  • Tourette Syndrome for patients who have failed standard medical treatment
  • Uncontrolled Intractable Seizure Disorder


Consumption laws echo cigarette laws, with smoking banned in most places, though cannabis is also prohibited “in any area of an establishment” with a liquor license.

Patients cannot consume medical marijuana in any of the following areas in Connecticut:

Prohibited Consumption Areas:

  • School buses
  • Moving vehicles
  • Workplaces
  • Public or private schools
  • Dorms and other university property
  • Public places
  • and within the direct line of sight of a minor

Driving Under the Influence

Driving under the influence of cannabis is illegal and will be treated as a DUI similar to alcohol. Qualified patients are also prohibited from driving under the influence of cannabis. Violators can face criminal punishment under Connecticut's drugged driving laws.


Under Connecticut law, qualified patients can designate a caregiver with their physician’s approval. To qualify as a caregiver, a person must:

CT Caregiver Requirements:

  • Be 18 years old or older
  • Agree to undertake the responsibility of managing a patient
  • Have no prior controlled substance convictions
  • Not be the qualifying patient’s physician

In the event a qualifying patient lacks legal capacity or is a minor, you must be the patient’s parent, guardian or have other legal custody of the patient. Patients are allowed to have one caregiver at a time and can change their caregiver through the DCP once a year, if needed.
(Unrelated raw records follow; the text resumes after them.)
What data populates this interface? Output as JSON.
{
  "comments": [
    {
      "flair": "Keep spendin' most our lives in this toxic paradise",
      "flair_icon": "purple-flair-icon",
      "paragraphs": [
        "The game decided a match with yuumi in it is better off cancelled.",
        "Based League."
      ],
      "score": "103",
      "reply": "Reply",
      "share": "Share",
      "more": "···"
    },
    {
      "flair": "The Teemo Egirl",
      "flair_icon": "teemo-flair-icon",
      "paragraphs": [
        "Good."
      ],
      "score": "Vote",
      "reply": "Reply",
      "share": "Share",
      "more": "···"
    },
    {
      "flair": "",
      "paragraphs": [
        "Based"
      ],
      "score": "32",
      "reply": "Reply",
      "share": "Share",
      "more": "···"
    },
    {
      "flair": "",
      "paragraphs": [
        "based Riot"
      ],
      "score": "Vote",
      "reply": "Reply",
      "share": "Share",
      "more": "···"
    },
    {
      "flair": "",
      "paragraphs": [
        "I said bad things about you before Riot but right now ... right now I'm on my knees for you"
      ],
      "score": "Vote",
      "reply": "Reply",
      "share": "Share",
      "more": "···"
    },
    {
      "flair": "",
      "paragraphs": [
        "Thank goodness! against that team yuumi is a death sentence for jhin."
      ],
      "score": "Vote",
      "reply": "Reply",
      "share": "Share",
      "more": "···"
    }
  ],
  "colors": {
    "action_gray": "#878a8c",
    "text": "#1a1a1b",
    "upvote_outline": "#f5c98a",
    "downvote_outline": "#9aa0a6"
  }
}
Transporting Marijuana

Patients and designated caregivers can carry their medical marijuana purchased from state-approved dispensaries as long as it does not exceed the monthly allowable limits.


Connecticut does not acknowledge medical marijuana cards from any other state at this time.


Medical patients can grow cannabis for personal use as of October 1, 2021. Patients are limited to 3 mature plants and 3 immature plants, with a maximum of 12 per household.

Personal cultivation for recreational use will be legal July 1, 2023 with the same limits.


SB1201 lists delivery under the jurisdiction of the The Department of Consumer Protection, but no further details have yet emerged.